They will also be asked to recognise line symmetry in shapes; for example, this triangle has a vertical line of symmetry:
In Year 3, children start learning about right angles. For example: they may be given the following shapes and asked to say which have right angles:
Answer: only the first one does.
In Year 4, children will be asked to compare shapes, based on their properties and sizes.

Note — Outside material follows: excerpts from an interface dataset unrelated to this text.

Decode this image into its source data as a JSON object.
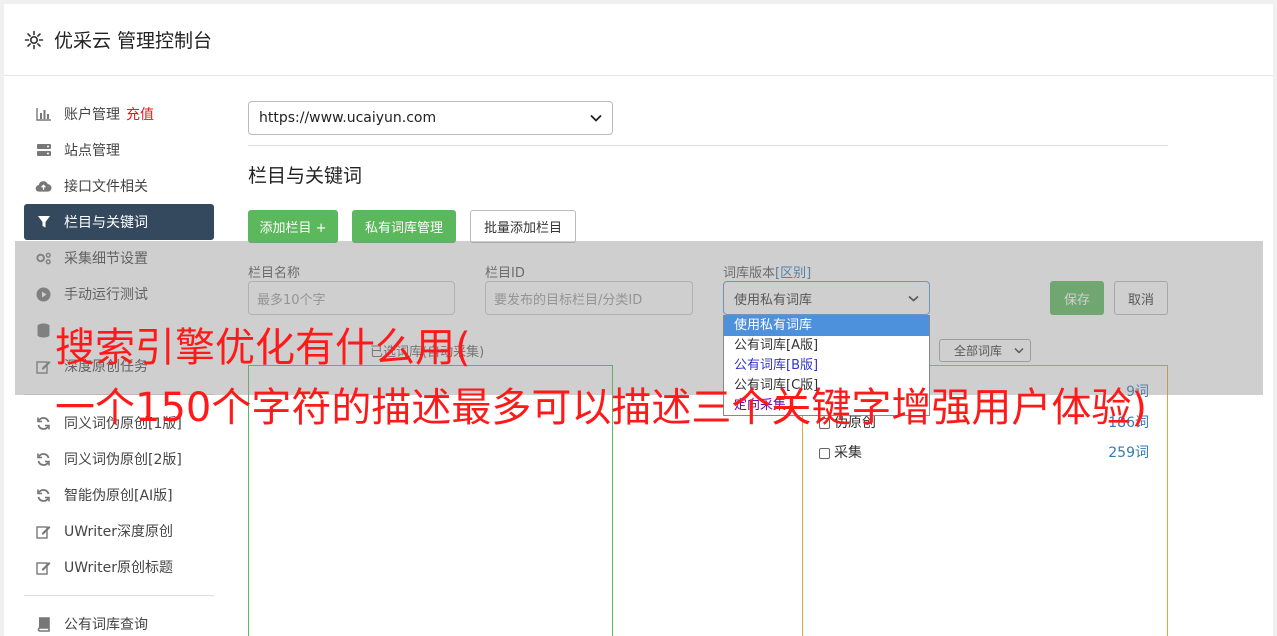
{
  "header": {
    "title": "优采云 管理控制台"
  },
  "sidebar": {
    "items": [
      {
        "label": "账户管理",
        "extra": "充值",
        "icon": "bar-chart-icon"
      },
      {
        "label": "站点管理",
        "icon": "server-icon"
      },
      {
        "label": "接口文件相关",
        "icon": "cloud-upload-icon"
      },
      {
        "label": "栏目与关键词",
        "icon": "filter-icon",
        "active": true
      },
      {
        "label": "采集细节设置",
        "icon": "gears-icon"
      },
      {
        "label": "手动运行测试",
        "icon": "play-circle-icon"
      },
      {
        "label": "",
        "icon": "database-icon"
      },
      {
        "label": "深度原创任务",
        "icon": "edit-icon"
      }
    ],
    "items2": [
      {
        "label": "同义词伪原创[1版]",
        "icon": "refresh-icon"
      },
      {
        "label": "同义词伪原创[2版]",
        "icon": "refresh-icon"
      },
      {
        "label": "智能伪原创[AI版]",
        "icon": "refresh-icon"
      },
      {
        "label": "UWriter深度原创",
        "icon": "edit-icon"
      },
      {
        "label": "UWriter原创标题",
        "icon": "edit-icon"
      }
    ],
    "items3": [
      {
        "label": "公有词库查询",
        "icon": "book-icon"
      }
    ]
  },
  "site_select": {
    "value": "https://www.ucaiyun.com"
  },
  "section": {
    "title": "栏目与关键词"
  },
  "buttons": {
    "add_column": "添加栏目 +",
    "private_lib": "私有词库管理",
    "batch_add": "批量添加栏目",
    "save": "保存",
    "cancel": "取消"
  },
  "form": {
    "name_label": "栏目名称",
    "name_placeholder": "最多10个字",
    "id_label": "栏目ID",
    "id_placeholder": "要发布的目标栏目/分类ID",
    "lib_label": "词库版本",
    "lib_label_link": "[区别]",
    "lib_value": "使用私有词库",
    "lib_options": [
      "使用私有词库",
      "公有词库[A版]",
      "公有词库[B版]",
      "公有词库[C版]",
      "定向采集"
    ],
    "hint": "已选词库(自动采集)",
    "filter_value": "全部词库"
  },
  "libraries": [
    {
      "name": "",
      "count": "9词"
    },
    {
      "name": "伪原创",
      "count": "186词"
    },
    {
      "name": "采集",
      "count": "259词"
    }
  ],
  "watermark": {
    "line1": "搜索引擎优化有什么用(",
    "line2": "一个150个字符的描述最多可以描述三个关键字增强用户体验)"
  },
  "colors": {
    "accent_green": "#5cb85c",
    "sidebar_active": "#34495e",
    "link_blue": "#337ab7",
    "watermark_red": "#ff1a1a"
  }
}
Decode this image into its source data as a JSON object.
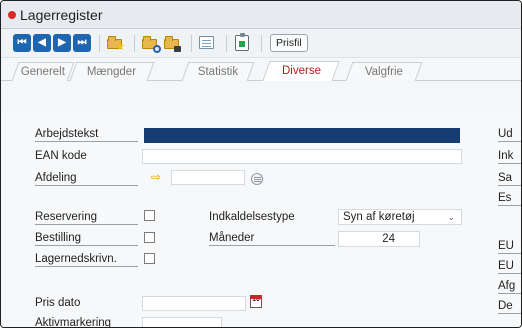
{
  "window": {
    "title": "Lagerregister"
  },
  "toolbar": {
    "prisfil": "Prisfil",
    "buttons": [
      "first-icon",
      "prev-icon",
      "next-icon",
      "last-icon",
      "new-folder-icon",
      "search-folder-icon",
      "delete-folder-icon",
      "note-icon",
      "clipboard-icon"
    ]
  },
  "tabs": [
    "Generelt",
    "Mængder",
    "Statistik",
    "Diverse",
    "Valgfrie"
  ],
  "active_tab": "Diverse",
  "form": {
    "arbejdstekst": {
      "label": "Arbejdstekst"
    },
    "ean": {
      "label": "EAN kode"
    },
    "afdeling": {
      "label": "Afdeling"
    },
    "reservering": {
      "label": "Reservering"
    },
    "bestilling": {
      "label": "Bestilling"
    },
    "lagernedskriv": {
      "label": "Lagernedskrivn."
    },
    "pris_dato": {
      "label": "Pris dato",
      "calendar_text": "10"
    },
    "aktivmarkering": {
      "label": "Aktivmarkering"
    },
    "indkaldelsestype": {
      "label": "Indkaldelsestype",
      "value": "Syn af køretøj"
    },
    "maaneder": {
      "label": "Måneder",
      "value": "24"
    }
  },
  "right_fragments": [
    "Ud",
    "Ink",
    "Sa",
    "Es",
    "EU",
    "EU",
    "Afg",
    "De"
  ]
}
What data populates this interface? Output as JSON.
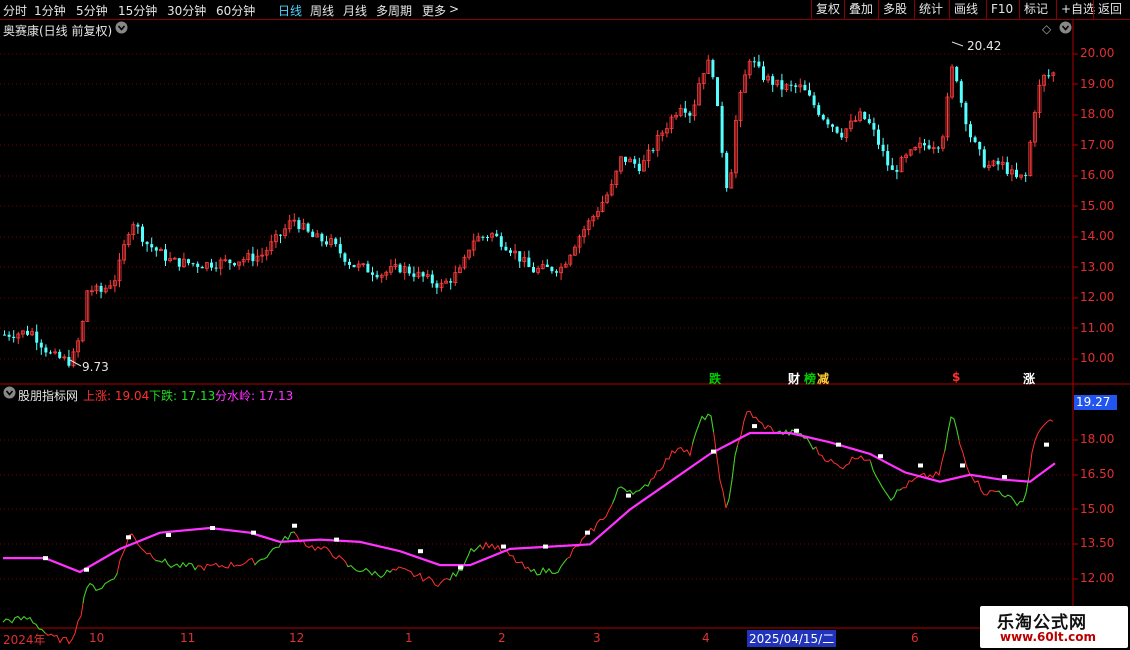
{
  "toolbar": {
    "periods": [
      "分时",
      "1分钟",
      "5分钟",
      "15分钟",
      "30分钟",
      "60分钟",
      "日线",
      "周线",
      "月线",
      "多周期",
      "更多"
    ],
    "active_period": "日线",
    "more_arrow": ">",
    "right_buttons": [
      "复权",
      "叠加",
      "多股",
      "统计",
      "画线",
      "F10",
      "标记",
      "+自选",
      "返回"
    ]
  },
  "main_panel": {
    "title": "奥赛康(日线 前复权)",
    "price_labels": [
      "20.00",
      "19.00",
      "18.00",
      "17.00",
      "16.00",
      "15.00",
      "14.00",
      "13.00",
      "12.00",
      "11.00",
      "10.00"
    ],
    "high_marker": "20.42",
    "low_marker": "9.73",
    "signals": [
      {
        "text": "跌",
        "color": "#00cc00"
      },
      {
        "text": "财",
        "color": "#ffffff"
      },
      {
        "text": "榜",
        "color": "#00cc00"
      },
      {
        "text": "减",
        "color": "#ffcc33"
      },
      {
        "text": "$",
        "color": "#ff3030"
      },
      {
        "text": "涨",
        "color": "#ffffff"
      }
    ]
  },
  "indicator_panel": {
    "name": "股朋指标网",
    "legend": [
      {
        "text": "上涨: 19.04",
        "color": "#ff3030"
      },
      {
        "text": "下跌: 17.13",
        "color": "#22dd22"
      },
      {
        "text": "分水岭: 17.13",
        "color": "#ff33ff"
      }
    ],
    "current_value": "19.27",
    "axis_labels": [
      "18.00",
      "16.50",
      "15.00",
      "13.50",
      "12.00"
    ]
  },
  "time_axis": {
    "labels": [
      "2024年",
      "10",
      "11",
      "12",
      "1",
      "2",
      "3",
      "4",
      "6"
    ],
    "cursor_date": "2025/04/15/二"
  },
  "watermark": {
    "line1": "乐淘公式网",
    "line2": "www.60lt.com"
  },
  "colors": {
    "up": "#ff3c3c",
    "down": "#54ffff",
    "grid": "#7a0000",
    "divider": "#b00000",
    "ma": "#ff33ff"
  }
}
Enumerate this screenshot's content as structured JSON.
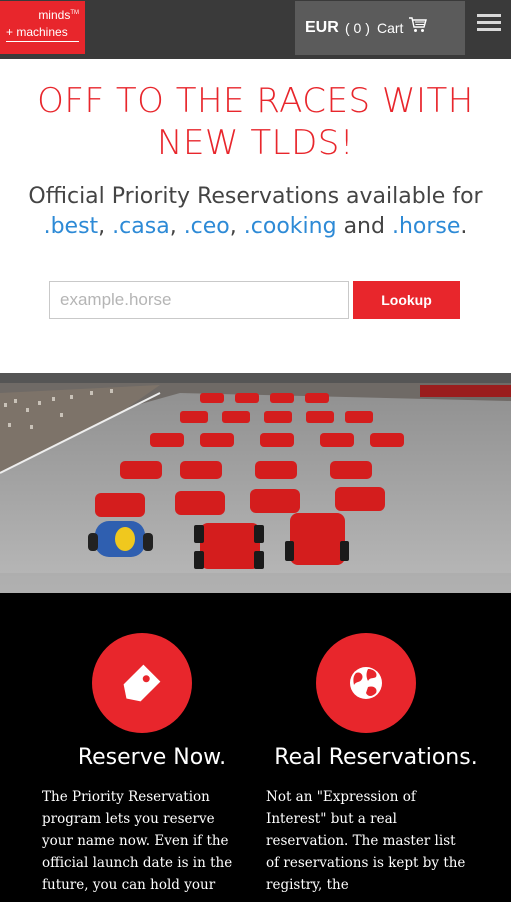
{
  "header": {
    "logo_line1": "minds",
    "logo_tm": "TM",
    "logo_line2": "+ machines",
    "currency": "EUR",
    "cart_count": "( 0 )",
    "cart_label": "Cart",
    "cart_icon": "cart-icon",
    "menu_icon": "hamburger-menu-icon"
  },
  "hero": {
    "headline_line1": "OFF TO THE RACES WITH",
    "headline_line2": "NEW TLDS!",
    "sub_text": "Official Priority Reservations available for",
    "tlds": [
      ".best",
      ".casa",
      ".ceo",
      ".cooking",
      ".horse"
    ],
    "sep_comma": ",",
    "sep_and": "and",
    "end_period": "."
  },
  "search": {
    "placeholder": "example.horse",
    "button_label": "Lookup"
  },
  "features": [
    {
      "icon": "tag-icon",
      "title": "Reserve Now.",
      "text": "The Priority Reservation program lets you reserve your name now. Even if the official launch date is in the future, you can hold your"
    },
    {
      "icon": "globe-icon",
      "title": "Real Reservations.",
      "text": "Not an \"Expression of Interest\" but a real reservation. The master list of reservations is kept by the registry, the"
    }
  ],
  "colors": {
    "brand_red": "#e8262c",
    "link_blue": "#2d8ad6",
    "header_dark": "#3a3a3a"
  }
}
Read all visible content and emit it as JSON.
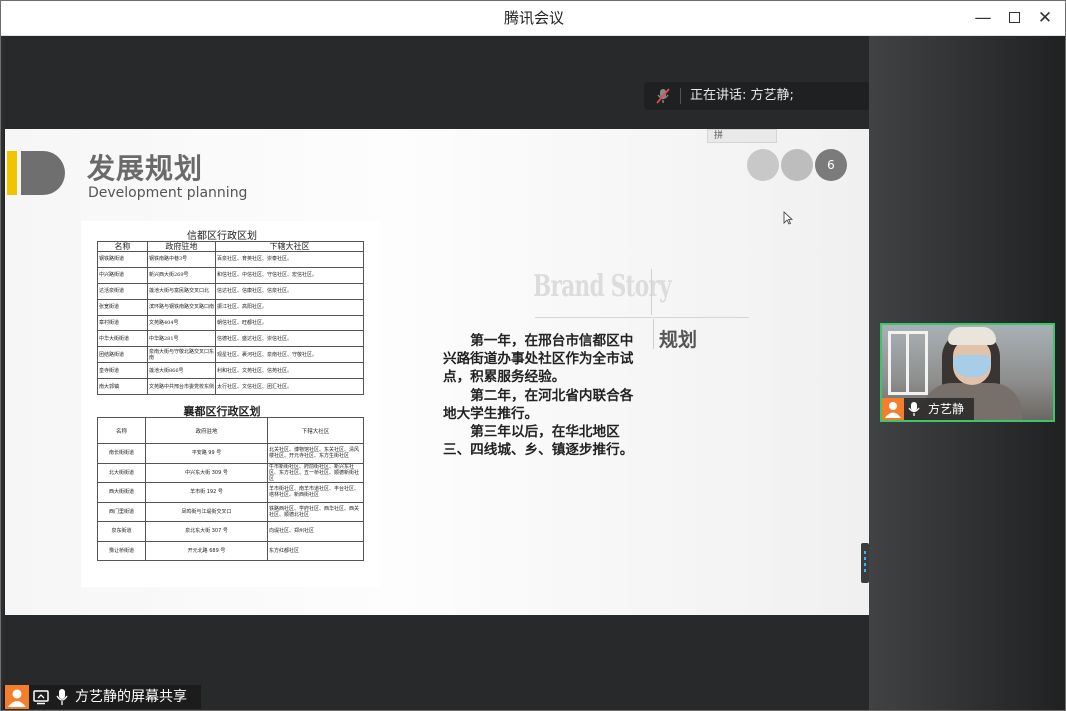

For example: they may be asked to put ticks on each of the following shapes that have parallel lines (they will have learnt about parallel lines in Year 3):
Answer: the second and third shapes have parallel lines, triangles cannot have parallel lines.
Children will also learn about acute and obtuse angles, and may be asked to recognise them in shapes, for example they may be asked how many acute and obtuse angles this triangle has:
Answer: the top angle is obtuse (bigger than a right angle) and the bottom two angles are acute (smaller than right angles).
This learning will feed into learning how to classify triangles under the following names:
What is an equilateral triangle?
An equilateral triangle has three equal sides and three equal angles.
What is a scalene triangle?
A scalene triangle's three sides are all unequal.
What is an isosceles triangle?
An isosceles triangle has two equal sides and two equal angles.
What is a right-angled triangle?
A right-angled triangle has an angle that measures 90º.
In Year 5, children continue their learning of acute and obtuse angles within shapes.
In Year 6, children are taught how to calculate the area of a triangle. There is a basic formula for this, which is:
base x height
This means that you multiply the measurement of the base by the height, and then divide this answer by 2.
For example, this dark green triangle has a base of 6cm and a height of 4cm. We multiply these to make 24cm and then divide this by 2 to make the area which is 12cm². (If we didn't divide by 2 we'd be calculating the area of a rectangle, represented below by the total green area.)
Children in Year 6 also move onto finding unknown angles in triangles.
They are taught that the internal (inside) angles of a triangle always total 180º. They may be given a diagram like this (not drawn to scale):
The child would need to work out that the two angles shown equal 70º. Therefore, for the three angles to total 180º, the third angle must be 110º.